Or will there be a massive recession and cash will once again be king? Or maybe bitcoin? Money flow will tell you.

Opinions certainly won’t.

Sounds too simple?

Well check out this chart:



chart image

Source: Bloomberg
Click to enlarge


It shows the performance of the Us S&P 500 versus the Bloomberg Smart Money Flow Index over a 15 year cycle.

This index tries to measure what the professionals are doing rather than the ‘dumb’ money of retail investors.

As you can see, the smart money (the blue line) tends to lead the general market (the red line). They’re buying before peaks. And selling at them.

In other words, the pros invest before the fact!

Scary, eh?

How do they do it?

There’s lots of reasons they have this advantage. And I’ve just launched a small-cap investment service that will explain this in detail.

Including how you can invest alongside this smart money.

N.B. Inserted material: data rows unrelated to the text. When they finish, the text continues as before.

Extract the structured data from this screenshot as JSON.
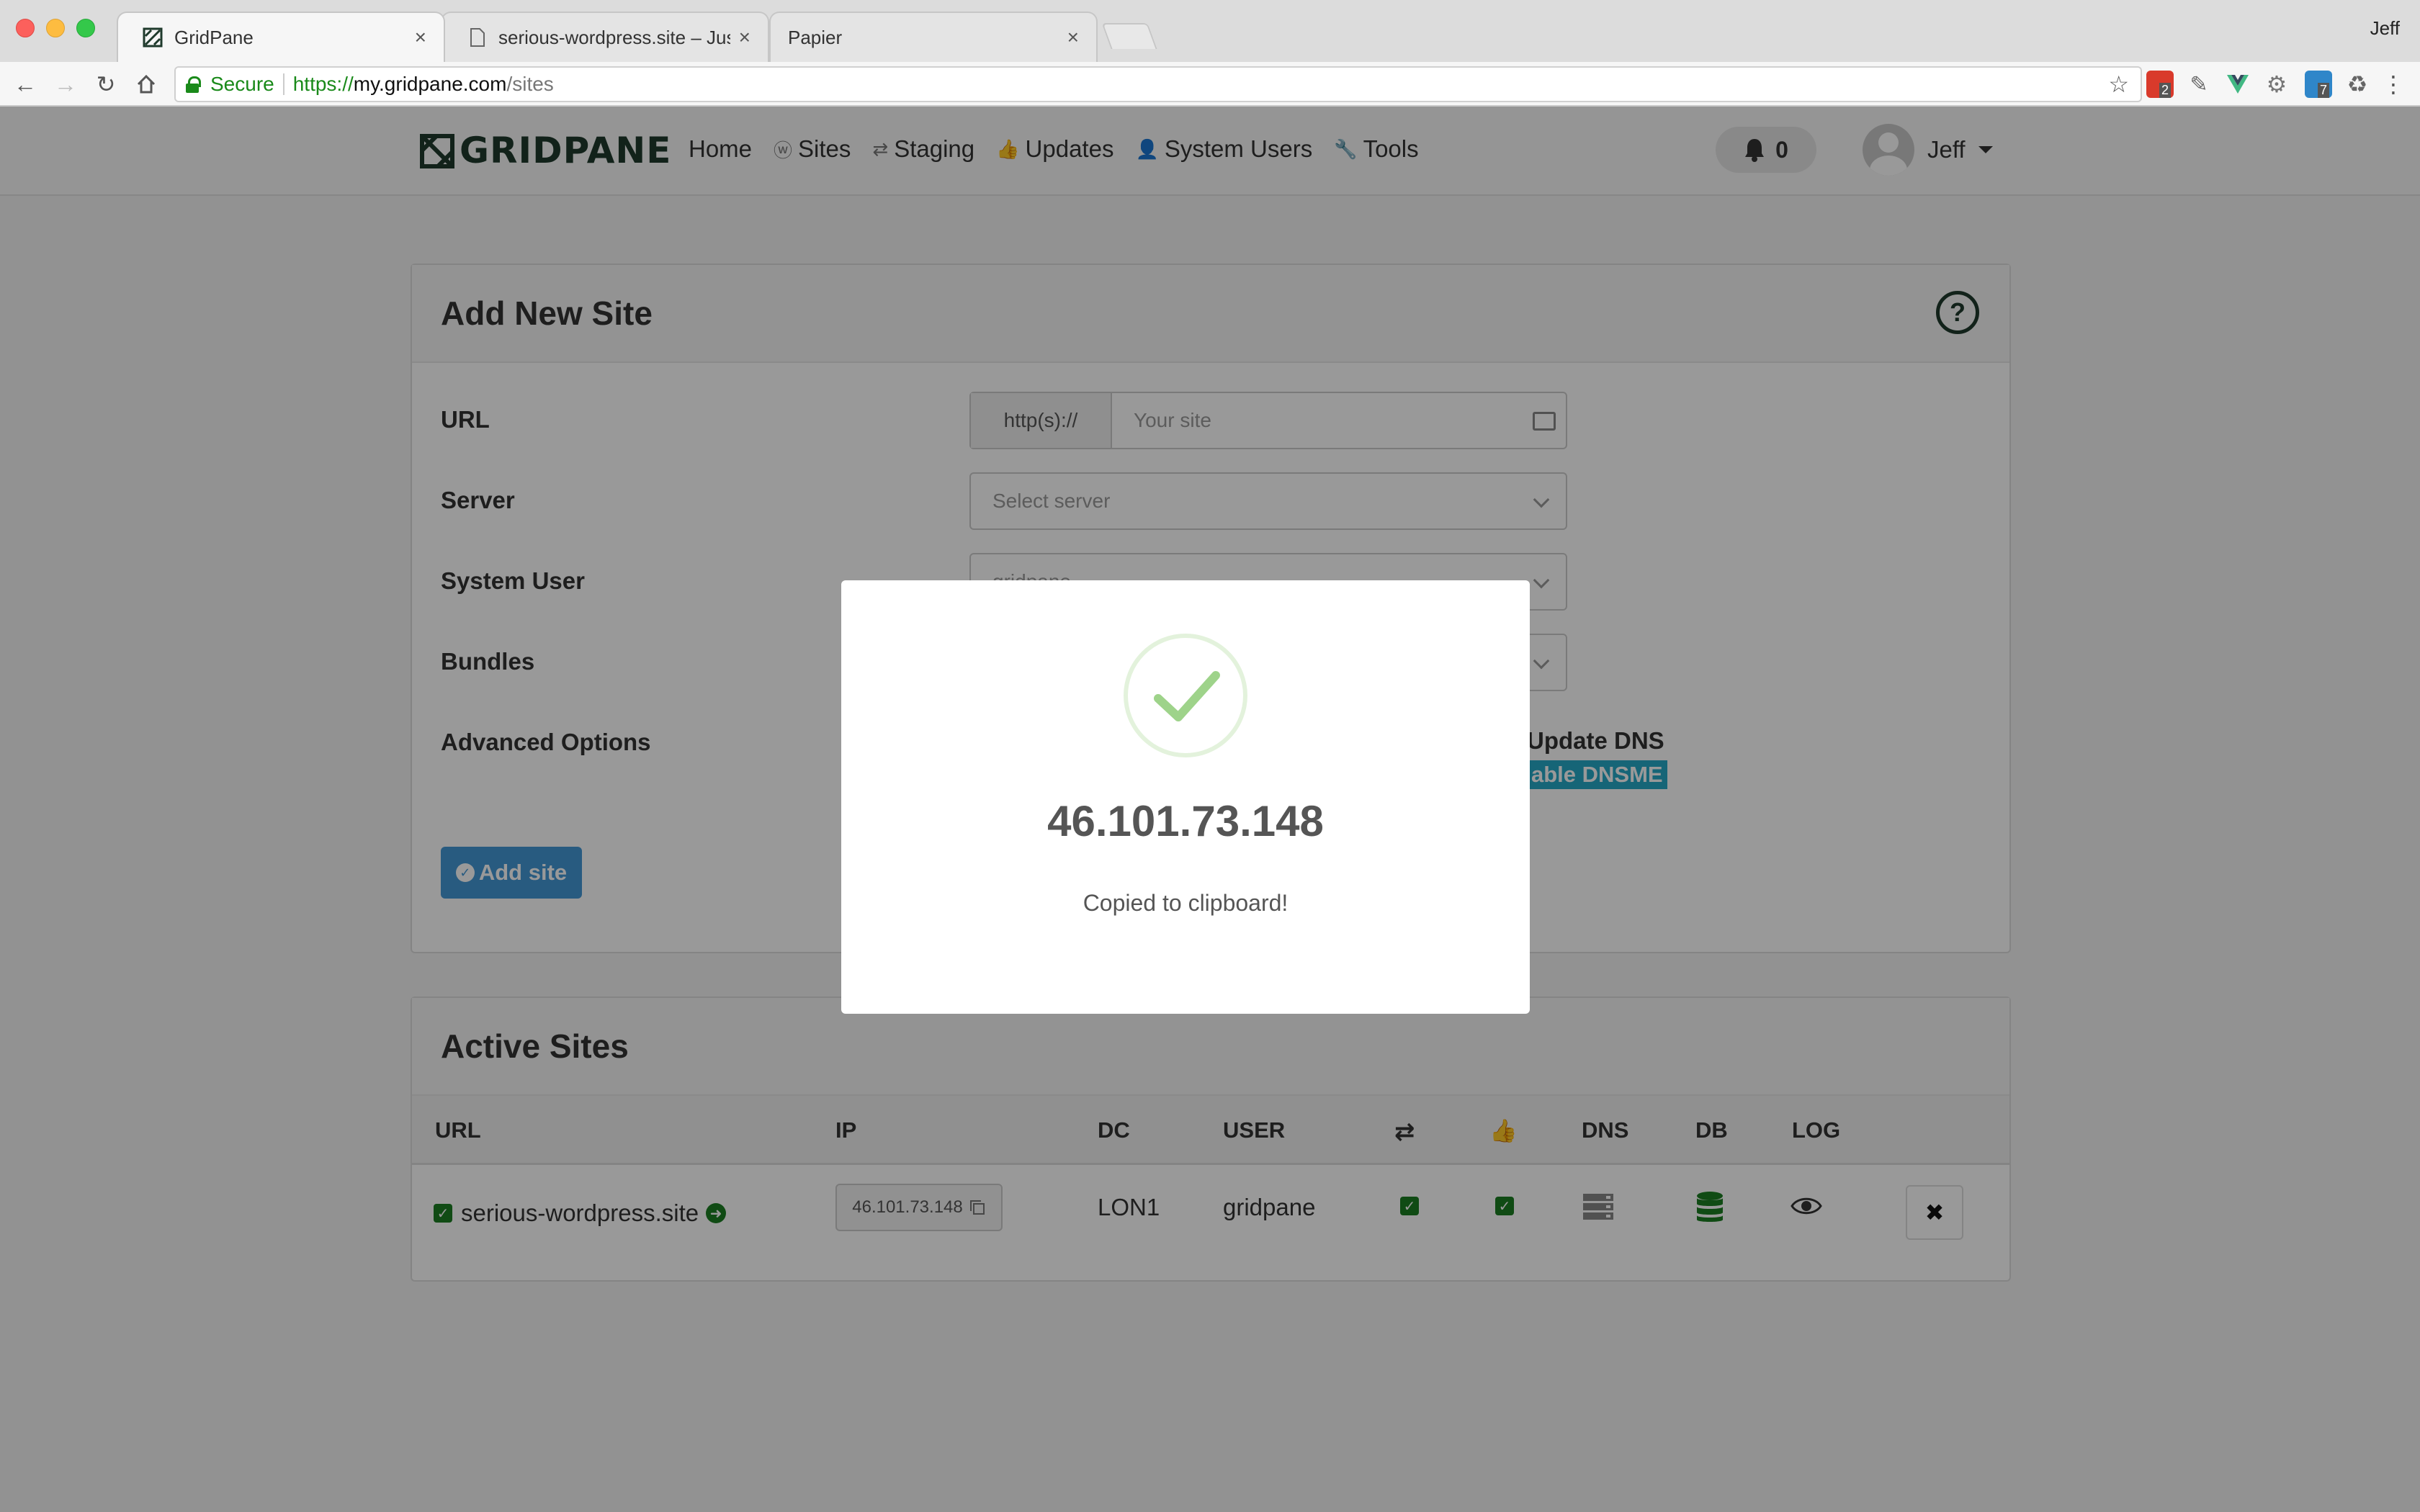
{
  "browser": {
    "tabs": [
      {
        "label": "GridPane",
        "active": true
      },
      {
        "label": "serious-wordpress.site – Just a",
        "active": false
      },
      {
        "label": "Papier",
        "active": false
      }
    ],
    "tab_close": "×",
    "profile_name": "Jeff",
    "address": {
      "secure_label": "Secure",
      "protocol": "https://",
      "host": "my.gridpane.com",
      "path": "/sites"
    },
    "extension_badges": [
      "2",
      "7"
    ]
  },
  "app": {
    "logo_text": "GRIDPANE",
    "nav": [
      {
        "label": "Home",
        "icon": ""
      },
      {
        "label": "Sites",
        "icon": "wordpress-icon"
      },
      {
        "label": "Staging",
        "icon": "retweet-icon"
      },
      {
        "label": "Updates",
        "icon": "thumbs-up-icon"
      },
      {
        "label": "System Users",
        "icon": "user-icon"
      },
      {
        "label": "Tools",
        "icon": "wrench-icon"
      }
    ],
    "notification_count": "0",
    "user_name": "Jeff"
  },
  "add_site": {
    "title": "Add New Site",
    "url_label": "URL",
    "url_addon": "http(s)://",
    "url_placeholder": "Your site",
    "server_label": "Server",
    "server_placeholder": "Select server",
    "system_user_label": "System User",
    "system_user_value": "gridpane",
    "bundles_label": "Bundles",
    "advanced_label": "Advanced Options",
    "update_dns_text": "Update DNS",
    "dnsme_text": "able DNSME",
    "add_button": "Add site"
  },
  "active_sites": {
    "title": "Active Sites",
    "columns": [
      "URL",
      "IP",
      "DC",
      "USER",
      "DNS",
      "DB",
      "LOG"
    ],
    "rows": [
      {
        "url": "serious-wordpress.site",
        "ip": "46.101.73.148",
        "dc": "LON1",
        "user": "gridpane"
      }
    ],
    "remove_icon": "✖"
  },
  "modal": {
    "ip": "46.101.73.148",
    "message": "Copied to clipboard!"
  },
  "colors": {
    "brand": "#1f3a2c",
    "primary_button": "#4398d6",
    "success": "#1b7d22",
    "dnsme_highlight": "#25a9c7",
    "checkmark": "#9ed38a"
  }
}
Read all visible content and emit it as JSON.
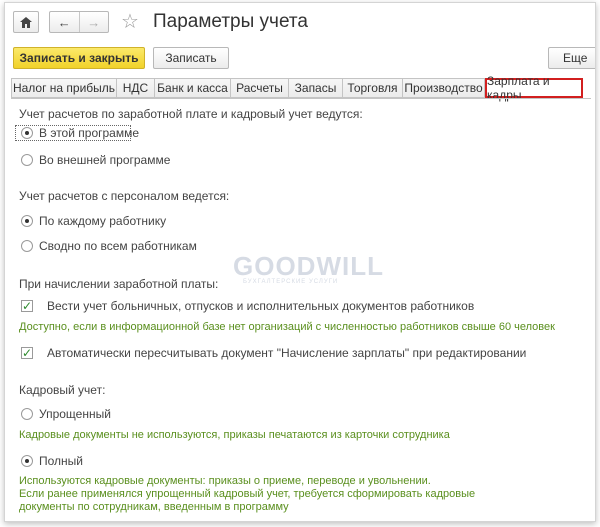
{
  "header": {
    "title": "Параметры учета",
    "home_icon": "home-icon",
    "back_glyph": "←",
    "forward_glyph": "→",
    "star_glyph": "☆"
  },
  "toolbar": {
    "save_close_label": "Записать и закрыть",
    "save_label": "Записать",
    "more_label": "Еще"
  },
  "tabs": [
    {
      "label": "Налог на прибыль"
    },
    {
      "label": "НДС"
    },
    {
      "label": "Банк и касса"
    },
    {
      "label": "Расчеты"
    },
    {
      "label": "Запасы"
    },
    {
      "label": "Торговля"
    },
    {
      "label": "Производство"
    },
    {
      "label": "Зарплата и кадры",
      "active": true
    }
  ],
  "payroll": {
    "heading": "Учет расчетов по заработной плате и кадровый учет ведутся:",
    "options": [
      "В этой программе",
      "Во внешней программе"
    ],
    "selected": 0
  },
  "personnel_settlements": {
    "heading": "Учет расчетов с персоналом ведется:",
    "options": [
      "По каждому работнику",
      "Сводно по всем работникам"
    ],
    "selected": 0
  },
  "accrual": {
    "heading": "При начислении заработной платы:",
    "check1": "Вести учет больничных, отпусков и исполнительных документов работников",
    "check1_hint": "Доступно, если в информационной базе нет организаций с численностью работников свыше 60 человек",
    "check2": "Автоматически пересчитывать документ \"Начисление зарплаты\" при редактировании"
  },
  "hr": {
    "heading": "Кадровый учет:",
    "option_simple": "Упрощенный",
    "option_simple_hint": "Кадровые документы не используются, приказы печатаются из карточки сотрудника",
    "option_full": "Полный",
    "option_full_hint1": "Используются кадровые документы: приказы о приеме, переводе и увольнении.",
    "option_full_hint2": "Если ранее применялся упрощенный кадровый учет, требуется сформировать кадровые",
    "option_full_hint3": "документы по сотрудникам, введенным в программу",
    "selected": "full"
  },
  "watermark": {
    "text": "GOODWILL",
    "subtext": "БУХГАЛТЕРСКИЕ УСЛУГИ"
  }
}
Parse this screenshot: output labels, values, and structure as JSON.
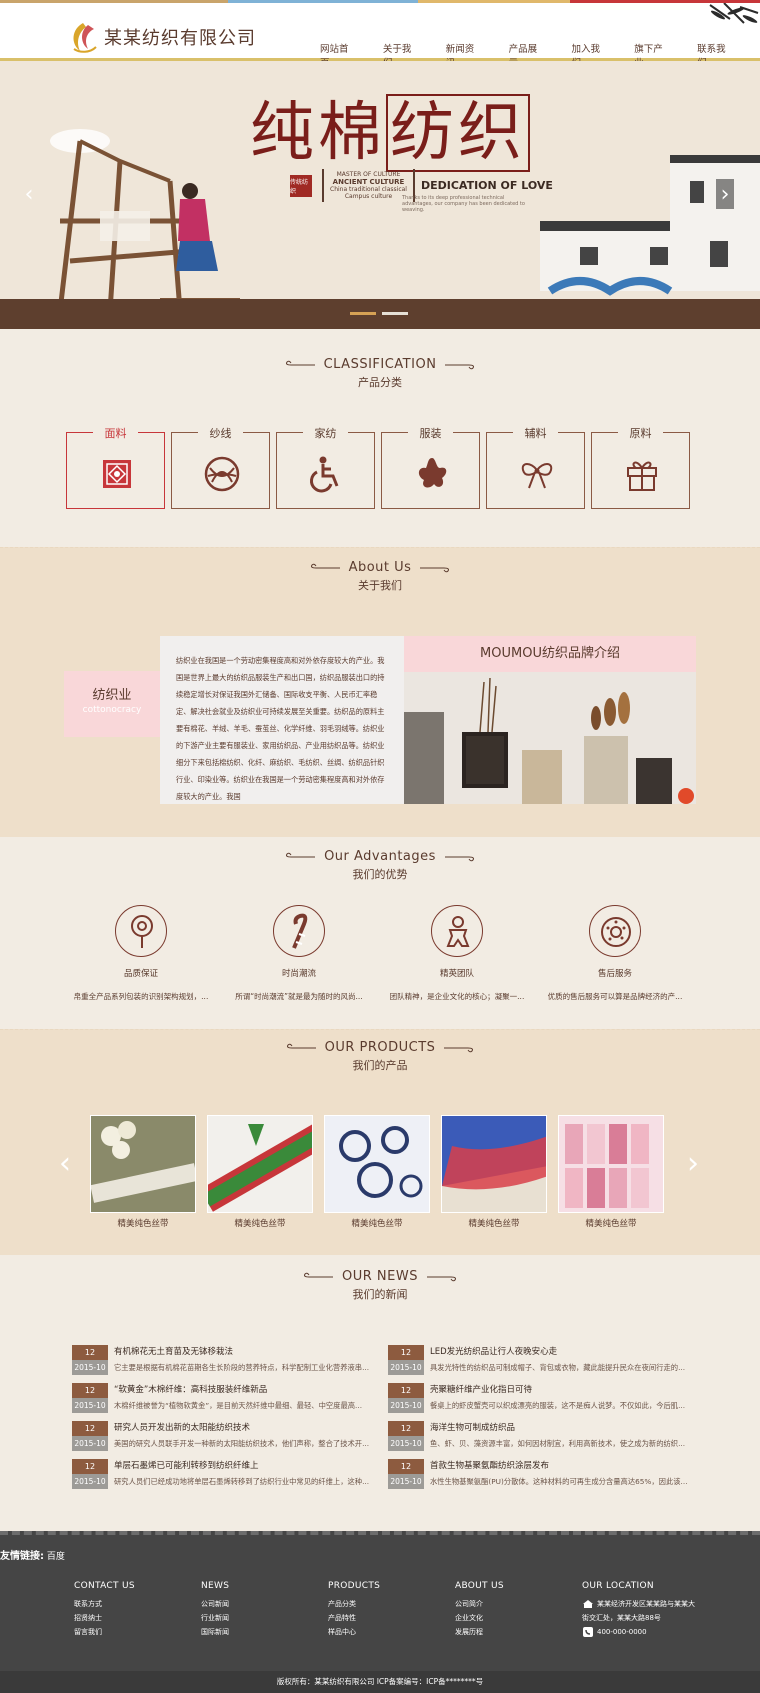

The system looks for small-caps with humungous potential just as smart money is starting to flow into them.

I think in this time of flux it will tell us where to start moving your hard-earned dollars. After all, no matter the market, there’s always a small business thriving somewhere.

If you can find them.

Watching money flow is the key to navigating through times like this.

You can access my research here.

Good investing,

Ryan Dinse,
Editor, Billion-Dollar Breakout Trader